PROMPT:
Filter the data below, keeping only lines that contain "changes".
═════ EXERCISE DATA ═════
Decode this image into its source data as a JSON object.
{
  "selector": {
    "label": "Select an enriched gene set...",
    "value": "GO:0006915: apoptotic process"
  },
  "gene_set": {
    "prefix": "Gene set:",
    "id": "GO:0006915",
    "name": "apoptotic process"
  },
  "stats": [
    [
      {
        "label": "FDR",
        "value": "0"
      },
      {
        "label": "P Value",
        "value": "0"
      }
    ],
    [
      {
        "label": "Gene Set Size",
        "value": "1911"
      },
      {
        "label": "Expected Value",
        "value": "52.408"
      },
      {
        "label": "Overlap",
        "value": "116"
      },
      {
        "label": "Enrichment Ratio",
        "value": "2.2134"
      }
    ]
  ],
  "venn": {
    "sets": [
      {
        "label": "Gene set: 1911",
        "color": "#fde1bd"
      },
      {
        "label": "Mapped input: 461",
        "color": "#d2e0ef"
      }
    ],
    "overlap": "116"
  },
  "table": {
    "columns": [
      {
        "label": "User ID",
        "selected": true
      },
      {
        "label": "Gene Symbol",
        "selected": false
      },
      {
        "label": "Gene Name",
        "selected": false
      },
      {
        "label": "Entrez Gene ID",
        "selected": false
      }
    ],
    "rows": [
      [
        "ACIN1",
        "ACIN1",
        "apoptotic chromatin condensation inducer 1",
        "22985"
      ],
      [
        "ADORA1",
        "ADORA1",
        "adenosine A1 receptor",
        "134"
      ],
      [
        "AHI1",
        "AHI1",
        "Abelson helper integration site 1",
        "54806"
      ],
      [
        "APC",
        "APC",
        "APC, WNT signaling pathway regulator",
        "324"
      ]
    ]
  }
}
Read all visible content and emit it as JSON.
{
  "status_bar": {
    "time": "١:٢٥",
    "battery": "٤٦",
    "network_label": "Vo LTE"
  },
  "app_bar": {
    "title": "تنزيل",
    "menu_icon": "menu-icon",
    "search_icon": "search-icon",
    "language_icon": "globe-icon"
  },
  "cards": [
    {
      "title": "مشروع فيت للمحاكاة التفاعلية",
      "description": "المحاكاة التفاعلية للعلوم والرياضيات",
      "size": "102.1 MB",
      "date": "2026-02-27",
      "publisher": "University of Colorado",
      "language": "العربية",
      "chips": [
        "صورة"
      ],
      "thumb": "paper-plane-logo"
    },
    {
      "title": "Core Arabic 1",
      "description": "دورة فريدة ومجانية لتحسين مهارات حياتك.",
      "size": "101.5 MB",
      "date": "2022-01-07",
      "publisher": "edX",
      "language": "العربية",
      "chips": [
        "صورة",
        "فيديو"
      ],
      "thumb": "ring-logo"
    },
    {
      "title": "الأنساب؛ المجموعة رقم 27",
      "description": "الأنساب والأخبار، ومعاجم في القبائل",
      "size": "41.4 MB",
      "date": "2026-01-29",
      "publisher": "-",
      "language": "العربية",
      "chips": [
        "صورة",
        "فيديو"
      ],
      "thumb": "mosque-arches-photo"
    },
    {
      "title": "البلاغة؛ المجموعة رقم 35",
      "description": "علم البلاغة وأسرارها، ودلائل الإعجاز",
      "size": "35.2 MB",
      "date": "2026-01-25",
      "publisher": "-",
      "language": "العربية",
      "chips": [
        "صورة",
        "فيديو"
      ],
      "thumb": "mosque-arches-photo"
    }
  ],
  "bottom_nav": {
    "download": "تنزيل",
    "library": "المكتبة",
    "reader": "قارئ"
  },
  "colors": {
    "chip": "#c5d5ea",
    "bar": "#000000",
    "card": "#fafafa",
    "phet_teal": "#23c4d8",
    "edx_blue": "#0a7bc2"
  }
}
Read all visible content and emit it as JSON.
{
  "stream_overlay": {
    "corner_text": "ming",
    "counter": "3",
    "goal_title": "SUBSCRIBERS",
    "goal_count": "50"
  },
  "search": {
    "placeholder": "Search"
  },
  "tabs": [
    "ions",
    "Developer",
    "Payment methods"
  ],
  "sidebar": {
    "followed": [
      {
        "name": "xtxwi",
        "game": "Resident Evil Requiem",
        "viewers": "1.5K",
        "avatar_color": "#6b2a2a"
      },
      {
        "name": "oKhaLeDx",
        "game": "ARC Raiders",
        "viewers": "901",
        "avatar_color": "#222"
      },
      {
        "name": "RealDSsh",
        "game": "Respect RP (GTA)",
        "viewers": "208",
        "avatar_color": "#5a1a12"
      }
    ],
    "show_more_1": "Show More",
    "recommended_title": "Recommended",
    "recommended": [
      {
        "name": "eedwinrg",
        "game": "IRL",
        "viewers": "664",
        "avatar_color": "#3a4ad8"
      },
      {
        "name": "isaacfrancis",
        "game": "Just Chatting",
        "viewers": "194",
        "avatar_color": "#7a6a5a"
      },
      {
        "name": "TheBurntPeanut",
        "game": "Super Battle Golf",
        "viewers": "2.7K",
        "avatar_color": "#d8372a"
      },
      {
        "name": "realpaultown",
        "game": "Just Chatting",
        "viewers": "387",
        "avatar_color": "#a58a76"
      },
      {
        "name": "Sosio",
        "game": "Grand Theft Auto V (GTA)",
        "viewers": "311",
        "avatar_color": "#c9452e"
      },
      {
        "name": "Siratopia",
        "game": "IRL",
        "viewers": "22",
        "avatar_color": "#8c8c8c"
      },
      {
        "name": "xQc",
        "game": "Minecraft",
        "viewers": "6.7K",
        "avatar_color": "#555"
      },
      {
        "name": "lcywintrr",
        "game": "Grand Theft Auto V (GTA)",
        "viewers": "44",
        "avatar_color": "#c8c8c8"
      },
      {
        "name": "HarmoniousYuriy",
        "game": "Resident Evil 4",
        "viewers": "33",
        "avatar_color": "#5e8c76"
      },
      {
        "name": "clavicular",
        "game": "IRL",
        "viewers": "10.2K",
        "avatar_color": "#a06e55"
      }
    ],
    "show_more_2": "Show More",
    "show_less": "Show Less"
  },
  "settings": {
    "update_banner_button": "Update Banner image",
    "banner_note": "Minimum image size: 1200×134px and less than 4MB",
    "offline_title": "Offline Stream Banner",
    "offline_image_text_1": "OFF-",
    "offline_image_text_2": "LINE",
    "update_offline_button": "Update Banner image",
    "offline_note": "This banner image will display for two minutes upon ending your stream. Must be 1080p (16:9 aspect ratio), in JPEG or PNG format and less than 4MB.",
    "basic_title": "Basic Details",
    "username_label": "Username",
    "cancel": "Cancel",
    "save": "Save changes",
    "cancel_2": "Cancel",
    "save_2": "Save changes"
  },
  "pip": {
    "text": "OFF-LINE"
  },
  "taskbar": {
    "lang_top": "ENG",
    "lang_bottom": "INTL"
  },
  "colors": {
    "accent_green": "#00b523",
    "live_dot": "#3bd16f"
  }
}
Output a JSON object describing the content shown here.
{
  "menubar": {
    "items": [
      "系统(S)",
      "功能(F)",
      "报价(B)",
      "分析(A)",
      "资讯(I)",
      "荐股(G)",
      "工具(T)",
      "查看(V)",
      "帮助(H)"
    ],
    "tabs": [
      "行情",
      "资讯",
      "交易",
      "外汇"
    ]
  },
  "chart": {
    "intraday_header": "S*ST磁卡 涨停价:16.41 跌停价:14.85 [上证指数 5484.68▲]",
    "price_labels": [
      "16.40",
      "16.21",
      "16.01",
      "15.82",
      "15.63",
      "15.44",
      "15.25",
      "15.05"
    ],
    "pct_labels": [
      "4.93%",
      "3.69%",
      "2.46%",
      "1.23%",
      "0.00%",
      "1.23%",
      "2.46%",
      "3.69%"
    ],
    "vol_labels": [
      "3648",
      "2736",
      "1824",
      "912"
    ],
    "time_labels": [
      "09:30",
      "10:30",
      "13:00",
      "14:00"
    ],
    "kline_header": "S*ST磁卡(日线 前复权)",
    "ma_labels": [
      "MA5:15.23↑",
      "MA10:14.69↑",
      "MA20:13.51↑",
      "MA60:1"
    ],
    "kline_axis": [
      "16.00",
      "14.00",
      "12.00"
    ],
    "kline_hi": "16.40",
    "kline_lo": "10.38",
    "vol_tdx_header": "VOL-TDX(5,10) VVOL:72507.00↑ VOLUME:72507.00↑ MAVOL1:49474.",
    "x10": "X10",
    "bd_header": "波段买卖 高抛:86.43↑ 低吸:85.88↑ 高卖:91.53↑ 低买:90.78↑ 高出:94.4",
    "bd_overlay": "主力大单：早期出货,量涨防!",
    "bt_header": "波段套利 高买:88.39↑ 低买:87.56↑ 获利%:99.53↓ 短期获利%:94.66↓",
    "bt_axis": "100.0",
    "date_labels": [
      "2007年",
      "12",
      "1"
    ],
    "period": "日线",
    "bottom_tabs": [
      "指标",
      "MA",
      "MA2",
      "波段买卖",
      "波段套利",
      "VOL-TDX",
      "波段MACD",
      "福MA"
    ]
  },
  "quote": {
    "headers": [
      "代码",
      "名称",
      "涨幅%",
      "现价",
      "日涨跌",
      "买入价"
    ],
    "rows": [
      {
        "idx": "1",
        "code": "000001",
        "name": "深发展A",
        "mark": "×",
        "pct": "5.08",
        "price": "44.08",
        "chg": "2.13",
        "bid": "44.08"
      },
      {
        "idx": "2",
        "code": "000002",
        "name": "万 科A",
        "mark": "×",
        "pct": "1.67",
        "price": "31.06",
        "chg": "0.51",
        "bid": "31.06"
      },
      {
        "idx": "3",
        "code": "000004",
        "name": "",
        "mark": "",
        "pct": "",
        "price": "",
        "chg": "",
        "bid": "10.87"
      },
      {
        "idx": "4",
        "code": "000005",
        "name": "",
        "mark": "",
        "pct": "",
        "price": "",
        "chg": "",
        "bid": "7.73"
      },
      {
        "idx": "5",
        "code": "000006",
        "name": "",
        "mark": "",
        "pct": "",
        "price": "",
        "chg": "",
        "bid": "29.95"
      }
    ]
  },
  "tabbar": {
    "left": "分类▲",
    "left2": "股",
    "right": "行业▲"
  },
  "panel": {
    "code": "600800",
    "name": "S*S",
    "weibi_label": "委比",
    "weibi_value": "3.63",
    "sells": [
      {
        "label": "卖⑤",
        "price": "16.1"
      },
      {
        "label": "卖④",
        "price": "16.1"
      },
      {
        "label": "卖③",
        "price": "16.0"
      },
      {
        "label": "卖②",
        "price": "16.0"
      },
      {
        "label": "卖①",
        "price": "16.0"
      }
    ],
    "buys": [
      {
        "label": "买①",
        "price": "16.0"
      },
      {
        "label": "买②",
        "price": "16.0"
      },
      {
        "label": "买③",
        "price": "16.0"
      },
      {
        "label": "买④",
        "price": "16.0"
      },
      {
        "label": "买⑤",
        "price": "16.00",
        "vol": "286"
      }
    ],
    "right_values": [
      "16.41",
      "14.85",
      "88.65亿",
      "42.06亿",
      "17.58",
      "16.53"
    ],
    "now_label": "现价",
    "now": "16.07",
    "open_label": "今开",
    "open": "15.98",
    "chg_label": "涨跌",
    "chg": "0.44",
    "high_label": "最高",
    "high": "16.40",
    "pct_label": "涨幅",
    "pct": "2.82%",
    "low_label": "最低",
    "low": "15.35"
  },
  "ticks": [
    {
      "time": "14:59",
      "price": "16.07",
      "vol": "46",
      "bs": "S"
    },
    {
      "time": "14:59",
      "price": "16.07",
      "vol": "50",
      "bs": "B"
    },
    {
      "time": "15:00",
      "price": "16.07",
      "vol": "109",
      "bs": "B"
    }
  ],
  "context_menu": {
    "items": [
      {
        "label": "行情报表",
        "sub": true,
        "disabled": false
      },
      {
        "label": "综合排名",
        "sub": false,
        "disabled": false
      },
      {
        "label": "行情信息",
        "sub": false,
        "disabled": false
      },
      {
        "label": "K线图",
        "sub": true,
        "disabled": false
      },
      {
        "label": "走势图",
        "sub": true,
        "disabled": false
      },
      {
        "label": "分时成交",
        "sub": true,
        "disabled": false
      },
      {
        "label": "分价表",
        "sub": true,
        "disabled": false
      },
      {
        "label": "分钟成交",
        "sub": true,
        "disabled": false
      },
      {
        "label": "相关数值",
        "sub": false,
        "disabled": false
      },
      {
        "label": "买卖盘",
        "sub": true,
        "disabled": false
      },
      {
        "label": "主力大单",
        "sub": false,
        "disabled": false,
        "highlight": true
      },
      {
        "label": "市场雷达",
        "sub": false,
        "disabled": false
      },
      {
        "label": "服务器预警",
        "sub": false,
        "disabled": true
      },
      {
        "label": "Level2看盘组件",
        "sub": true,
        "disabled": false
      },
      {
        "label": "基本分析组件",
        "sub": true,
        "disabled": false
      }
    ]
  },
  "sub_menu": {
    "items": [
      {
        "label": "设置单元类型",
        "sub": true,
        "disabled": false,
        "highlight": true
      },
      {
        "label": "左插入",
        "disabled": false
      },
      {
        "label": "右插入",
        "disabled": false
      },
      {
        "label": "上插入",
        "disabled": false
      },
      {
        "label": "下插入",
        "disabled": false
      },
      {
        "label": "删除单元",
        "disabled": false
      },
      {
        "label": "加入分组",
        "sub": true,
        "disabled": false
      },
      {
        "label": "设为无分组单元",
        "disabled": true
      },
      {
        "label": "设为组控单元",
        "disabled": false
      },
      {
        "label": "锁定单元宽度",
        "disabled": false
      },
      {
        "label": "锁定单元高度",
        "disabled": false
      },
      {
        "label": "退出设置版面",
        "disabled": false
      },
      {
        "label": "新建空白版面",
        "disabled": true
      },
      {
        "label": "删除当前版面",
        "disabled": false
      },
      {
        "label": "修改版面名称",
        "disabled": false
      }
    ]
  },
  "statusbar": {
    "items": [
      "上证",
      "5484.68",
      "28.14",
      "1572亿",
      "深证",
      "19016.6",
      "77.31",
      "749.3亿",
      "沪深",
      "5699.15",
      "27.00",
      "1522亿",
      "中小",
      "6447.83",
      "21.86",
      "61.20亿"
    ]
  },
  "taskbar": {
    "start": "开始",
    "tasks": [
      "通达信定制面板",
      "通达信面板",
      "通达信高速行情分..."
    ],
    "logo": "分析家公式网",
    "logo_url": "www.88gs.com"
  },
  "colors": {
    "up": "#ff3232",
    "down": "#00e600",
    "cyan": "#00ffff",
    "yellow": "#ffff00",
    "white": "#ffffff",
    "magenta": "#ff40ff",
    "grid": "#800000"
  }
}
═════
ANSWER FOR THE TASK:
    "save": "Save changes",
    "save_2": "Save changes"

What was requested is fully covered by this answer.